What will you do today that’s new or different from your usual routine? What will you try that you’ve never tried before?
Studies suggest that doing new things helps keep us mentally alert. My own observation is that doing new things has other benefits as well.
1) If we’re always doing new things, we’re less likely to get bored.
2) If we’re always doing new things, we’re always having the opportunity to discover new things we love.
3) If we’re always doing new things, we have more opportunities for success.
Does that last one surprise you? Do you cling to what you know because you figure that those are the things you can do? Does it feel safer that way?
My experience is that that sense of safety is an illusion. What if things change and we have to do something new? If that’s a rare experience for us—doing something new—then each new situation will feel scary.
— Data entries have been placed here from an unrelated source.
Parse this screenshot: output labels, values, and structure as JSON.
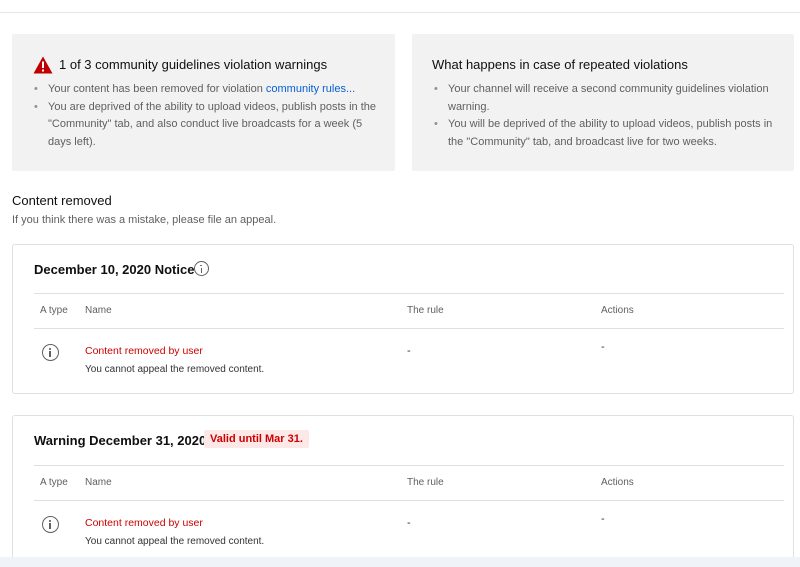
{
  "warning_box": {
    "title": "1 of 3 community guidelines violation warnings",
    "bullet1_text": "Your content has been removed for violation ",
    "bullet1_link": "community rules...",
    "bullet2": "You are deprived of the ability to upload videos, publish posts in the \"Community\" tab, and also conduct live broadcasts for a week (5 days left)."
  },
  "repeat_box": {
    "title": "What happens in case of repeated violations",
    "bullet1": "Your channel will receive a second community guidelines violation warning.",
    "bullet2": "You will be deprived of the ability to upload videos, publish posts in the \"Community\" tab, and broadcast live for two weeks."
  },
  "content_removed": {
    "title": "Content removed",
    "subtitle": "If you think there was a mistake, please file an appeal."
  },
  "table_headers": {
    "type": "A type",
    "name": "Name",
    "rule": "The rule",
    "actions": "Actions"
  },
  "notices": [
    {
      "title": "December 10, 2020 Notice",
      "row": {
        "title": "Content removed by user",
        "subtitle": "You cannot appeal the removed content.",
        "rule": "-",
        "actions": "-"
      }
    },
    {
      "title": "Warning December 31, 2020",
      "badge": "Valid until Mar 31.",
      "row": {
        "title": "Content removed by user",
        "subtitle": "You cannot appeal the removed content.",
        "rule": "-",
        "actions": "-"
      }
    }
  ],
  "icons": {
    "warning": "warning-triangle-icon",
    "info": "info-circle-icon"
  },
  "colors": {
    "link": "#065fd4",
    "error_red": "#cc0000",
    "badge_bg": "#fde8e8",
    "warning_icon": "#c00000"
  }
}
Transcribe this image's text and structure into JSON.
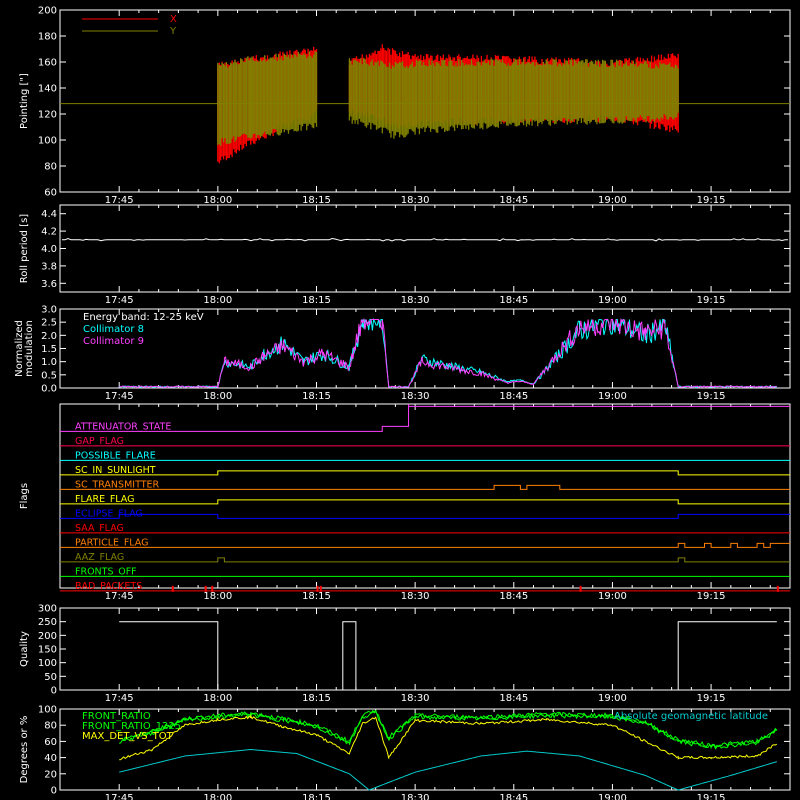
{
  "colors": {
    "background": "#000000",
    "axis": "#ffffff",
    "x_pointing": "#ff0000",
    "y_pointing": "#808000",
    "roll": "#ffffff",
    "coll8": "#00ffff",
    "coll9": "#ff40ff",
    "quality": "#ffffff",
    "front_ratio": "#00ff00",
    "front_ratio_1225": "#00ff00",
    "max_det": "#ffff00",
    "geomag": "#00cccc"
  },
  "time_ticks": [
    "17:45",
    "18:00",
    "18:15",
    "18:30",
    "18:45",
    "19:00",
    "19:15"
  ],
  "chart_data": [
    {
      "type": "line",
      "ylabel": "Pointing [\"]",
      "ylim": [
        60,
        200
      ],
      "yticks": [
        "60",
        "80",
        "100",
        "120",
        "140",
        "160",
        "180",
        "200"
      ],
      "legend": [
        "X",
        "Y"
      ],
      "series": [
        {
          "name": "X",
          "x": [
            "17:45",
            "18:00",
            "18:05",
            "18:15",
            "18:18",
            "18:20",
            "18:25",
            "18:27",
            "18:30",
            "18:45",
            "19:00",
            "19:10"
          ],
          "upper": [
            null,
            160,
            165,
            172,
            null,
            162,
            174,
            170,
            167,
            165,
            162,
            168
          ],
          "lower": [
            null,
            80,
            95,
            118,
            null,
            118,
            112,
            108,
            110,
            112,
            114,
            105
          ]
        },
        {
          "name": "Y",
          "x": [
            "17:45",
            "18:00",
            "18:05",
            "18:15",
            "18:18",
            "18:20",
            "18:25",
            "18:27",
            "18:30",
            "18:45",
            "19:00",
            "19:10"
          ],
          "upper": [
            128,
            160,
            165,
            169,
            null,
            164,
            162,
            160,
            162,
            163,
            162,
            160
          ],
          "lower": [
            128,
            95,
            100,
            108,
            null,
            113,
            105,
            100,
            104,
            110,
            112,
            115
          ]
        }
      ]
    },
    {
      "type": "line",
      "ylabel": "Roll period [s]",
      "ylim": [
        3.5,
        4.5
      ],
      "yticks": [
        "3.6",
        "3.8",
        "4.0",
        "4.2",
        "4.4"
      ],
      "series": [
        {
          "name": "",
          "x": [
            "17:45",
            "19:25"
          ],
          "values": [
            4.1,
            4.1
          ]
        }
      ]
    },
    {
      "type": "line",
      "ylabel": "Normalized modulation",
      "ylim": [
        0,
        3.0
      ],
      "yticks": [
        "0.0",
        "0.5",
        "1.0",
        "1.5",
        "2.0",
        "2.5",
        "3.0"
      ],
      "legend_title": "Energy band: 12-25 keV",
      "legend": [
        "Collimator 8",
        "Collimator 9"
      ],
      "series": [
        {
          "name": "Collimator 8",
          "x": [
            "17:45",
            "18:00",
            "18:01",
            "18:05",
            "18:07",
            "18:10",
            "18:13",
            "18:16",
            "18:20",
            "18:22",
            "18:25",
            "18:26",
            "18:29",
            "18:31",
            "18:35",
            "18:40",
            "18:44",
            "18:46",
            "18:48",
            "18:52",
            "18:55",
            "19:00",
            "19:05",
            "19:08",
            "19:10",
            "19:25"
          ],
          "values": [
            0.05,
            0.05,
            1.0,
            0.8,
            1.3,
            1.7,
            1.0,
            1.3,
            0.8,
            2.6,
            2.6,
            0.05,
            0.05,
            1.1,
            0.85,
            0.6,
            0.25,
            0.3,
            0.15,
            1.3,
            2.2,
            2.5,
            2.0,
            2.4,
            0.05,
            0.05
          ]
        },
        {
          "name": "Collimator 9",
          "x": [
            "17:45",
            "18:00",
            "18:01",
            "18:05",
            "18:07",
            "18:10",
            "18:13",
            "18:16",
            "18:20",
            "18:22",
            "18:25",
            "18:26",
            "18:29",
            "18:31",
            "18:35",
            "18:40",
            "18:44",
            "18:46",
            "18:48",
            "18:52",
            "18:55",
            "19:00",
            "19:05",
            "19:08",
            "19:10",
            "19:25"
          ],
          "values": [
            0.05,
            0.05,
            1.0,
            0.8,
            1.2,
            1.6,
            1.0,
            1.3,
            0.8,
            2.6,
            2.6,
            0.05,
            0.05,
            1.0,
            0.8,
            0.55,
            0.2,
            0.25,
            0.15,
            1.4,
            2.3,
            2.5,
            2.1,
            2.3,
            0.05,
            0.05
          ]
        }
      ]
    },
    {
      "type": "flags",
      "ylabel": "Flags",
      "flags": [
        {
          "name": "ATTENUATOR_STATE",
          "color": "#ff40ff",
          "segments": [
            [
              "18:25",
              "18:29",
              1
            ],
            [
              "18:29",
              "19:25",
              2
            ]
          ]
        },
        {
          "name": "GAP_FLAG",
          "color": "#ff0050",
          "segments": []
        },
        {
          "name": "POSSIBLE_FLARE",
          "color": "#00ffff",
          "segments": []
        },
        {
          "name": "SC_IN_SUNLIGHT",
          "color": "#ffff00",
          "segments": [
            [
              "18:00",
              "19:10",
              1
            ]
          ]
        },
        {
          "name": "SC_TRANSMITTER",
          "color": "#ff8000",
          "segments": [
            [
              "18:42",
              "18:46",
              1
            ],
            [
              "18:47",
              "18:52",
              1
            ]
          ]
        },
        {
          "name": "FLARE_FLAG",
          "color": "#ffff00",
          "segments": [
            [
              "18:00",
              "19:10",
              1
            ]
          ]
        },
        {
          "name": "ECLIPSE_FLAG",
          "color": "#0000ff",
          "segments": [
            [
              "17:45",
              "18:00",
              1
            ],
            [
              "19:10",
              "19:25",
              1
            ]
          ]
        },
        {
          "name": "SAA_FLAG",
          "color": "#ff0000",
          "segments": []
        },
        {
          "name": "PARTICLE_FLAG",
          "color": "#ff8000",
          "segments": [
            [
              "19:10",
              "19:11",
              1
            ],
            [
              "19:14",
              "19:15",
              1
            ],
            [
              "19:18",
              "19:19",
              1
            ],
            [
              "19:22",
              "19:23",
              1
            ],
            [
              "19:24",
              "19:25",
              1
            ]
          ]
        },
        {
          "name": "AAZ_FLAG",
          "color": "#808000",
          "segments": [
            [
              "18:00",
              "18:01",
              1
            ],
            [
              "19:10",
              "19:11",
              1
            ]
          ]
        },
        {
          "name": "FRONTS_OFF",
          "color": "#00ff00",
          "segments": []
        },
        {
          "name": "BAD_PACKETS",
          "color": "#ff0000",
          "segments": [
            [
              "17:53",
              "17:53.3",
              1
            ],
            [
              "17:58",
              "17:58.3",
              1
            ],
            [
              "17:59",
              "17:59.3",
              1
            ],
            [
              "18:15",
              "18:15.3",
              1
            ],
            [
              "18:15.5",
              "18:15.8",
              1
            ],
            [
              "18:55",
              "18:55.3",
              1
            ],
            [
              "19:25",
              "19:25.3",
              1
            ]
          ]
        }
      ]
    },
    {
      "type": "line",
      "ylabel": "Quality",
      "ylim": [
        0,
        300
      ],
      "yticks": [
        "0",
        "50",
        "100",
        "150",
        "200",
        "250",
        "300"
      ],
      "series": [
        {
          "name": "",
          "x": [
            "17:45",
            "18:00",
            "18:00",
            "18:19",
            "18:19",
            "18:21",
            "18:21",
            "19:10",
            "19:10",
            "19:25"
          ],
          "values": [
            250,
            250,
            0,
            0,
            250,
            250,
            0,
            0,
            250,
            250
          ]
        }
      ]
    },
    {
      "type": "line",
      "ylabel": "Degrees or %",
      "ylim": [
        0,
        100
      ],
      "yticks": [
        "0",
        "20",
        "40",
        "60",
        "80",
        "100"
      ],
      "legend": [
        "FRONT_RATIO",
        "FRONT_RATIO_1225",
        "MAX_DET_VS_TOT",
        "Absolute geomagnetic latitude"
      ],
      "series": [
        {
          "name": "FRONT_RATIO",
          "x": [
            "17:45",
            "17:50",
            "17:55",
            "18:00",
            "18:05",
            "18:10",
            "18:15",
            "18:20",
            "18:22",
            "18:24",
            "18:26",
            "18:30",
            "18:40",
            "18:50",
            "19:00",
            "19:05",
            "19:10",
            "19:15",
            "19:22",
            "19:25"
          ],
          "values": [
            62,
            72,
            88,
            92,
            95,
            88,
            80,
            60,
            92,
            98,
            65,
            92,
            90,
            94,
            92,
            84,
            62,
            55,
            60,
            75
          ]
        },
        {
          "name": "FRONT_RATIO_1225",
          "x": [
            "17:45",
            "17:50",
            "17:55",
            "18:00",
            "18:05",
            "18:10",
            "18:15",
            "18:20",
            "18:22",
            "18:24",
            "18:26",
            "18:30",
            "18:40",
            "18:50",
            "19:00",
            "19:05",
            "19:10",
            "19:15",
            "19:22",
            "19:25"
          ],
          "values": [
            60,
            70,
            86,
            90,
            93,
            86,
            78,
            58,
            90,
            96,
            63,
            90,
            88,
            92,
            90,
            82,
            60,
            53,
            58,
            73
          ]
        },
        {
          "name": "MAX_DET_VS_TOT",
          "x": [
            "17:45",
            "17:50",
            "17:55",
            "18:00",
            "18:05",
            "18:10",
            "18:15",
            "18:20",
            "18:22",
            "18:24",
            "18:26",
            "18:30",
            "18:40",
            "18:50",
            "19:00",
            "19:05",
            "19:10",
            "19:15",
            "19:22",
            "19:25"
          ],
          "values": [
            38,
            50,
            80,
            87,
            90,
            78,
            68,
            45,
            82,
            90,
            40,
            86,
            82,
            87,
            80,
            60,
            40,
            40,
            42,
            58
          ]
        },
        {
          "name": "Absolute geomagnetic latitude",
          "x": [
            "17:45",
            "17:55",
            "18:05",
            "18:12",
            "18:20",
            "18:23",
            "18:30",
            "18:40",
            "18:47",
            "18:55",
            "19:05",
            "19:10",
            "19:18",
            "19:25"
          ],
          "values": [
            22,
            42,
            50,
            45,
            20,
            0,
            22,
            42,
            48,
            42,
            18,
            0,
            18,
            35
          ]
        }
      ]
    }
  ]
}
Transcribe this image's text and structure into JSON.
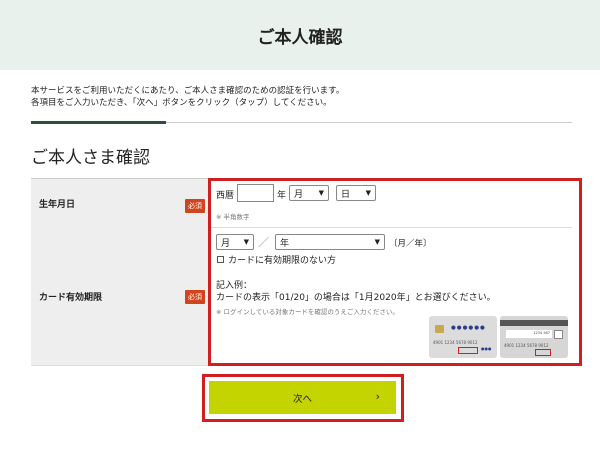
{
  "header": {
    "title": "ご本人確認"
  },
  "intro": {
    "line1": "本サービスをご利用いただくにあたり、ご本人さま確認のための認証を行います。",
    "line2": "各項目をご入力いただき、「次へ」ボタンをクリック（タップ）してください。"
  },
  "section_title": "ご本人さま確認",
  "birthdate": {
    "label": "生年月日",
    "required": "必須",
    "era": "西暦",
    "year_value": "",
    "year_unit": "年",
    "month_value": "月",
    "day_value": "日",
    "note": "※ 半角数字"
  },
  "expiry": {
    "label": "カード有効期限",
    "required": "必須",
    "month_value": "月",
    "year_value": "年",
    "format_hint": "〔月／年〕",
    "no_expiry_label": "カードに有効期限のない方",
    "example_heading": "記入例：",
    "example_text": "カードの表示「01/20」の場合は「1月2020年」とお選びください。",
    "login_note": "※ ログインしている対象カードを確認のうえご入力ください。",
    "card_front_dots": "●●●●●●",
    "card_front_number": "4901 1234 5678 9012",
    "card_back_code": "1234 567",
    "card_back_number": "4901 1234 5678 9012"
  },
  "next_button": {
    "label": "次へ",
    "chevron": "›"
  },
  "colors": {
    "header_bg": "#e9f1ec",
    "accent_line": "#2e4d3a",
    "required_badge": "#d0441e",
    "next_button": "#c3d400",
    "highlight_frame": "#d11f1f"
  }
}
On the other hand, if we are always doing new things then we will have had enough experiences of liking the new food or activity or enough success at trying some new activity that change won’t scare us. We’ll know the odds are good that we can cope with this challenge, too.
There is also this: I say all the time that it is the assumptions we never think to challenge that trip us up the most often. Are there things you assume you can’t do? WHAT IF YOU’RE WRONG?
I grew up believing I was tone deaf. That’s what everyone told me and heaven knows my experience trying to play the cello in high school would seem to have proven it! And yet....and yet....about three years ago a little voice inside challenged me to let go of all my beliefs about myself and just experiment. See what I could do that I didn’t know I could do. Among other things I tried, I bought a violin. To my astonishment, I discovered I could hear whether or not the strings were in tune. To my astonishment, within 24 hours of beginning to play, I could play Beethoven’s Ode to Joy in perfect tune. (And yes, I used an electronic tuner to verify that I was.)
We grow up taking in all kinds of messages about ourselves and about the world around us. Only when we try things we didn’t think we could do or experiment with new foods and activities can we realize how mistaken some of those messages were.
So I encourage each of you, today—and every day—to do something new or different. It can be a little thing and you may not like it. But what if you do? What if there is a whole world of experiences out there waiting for you that will enrich your life?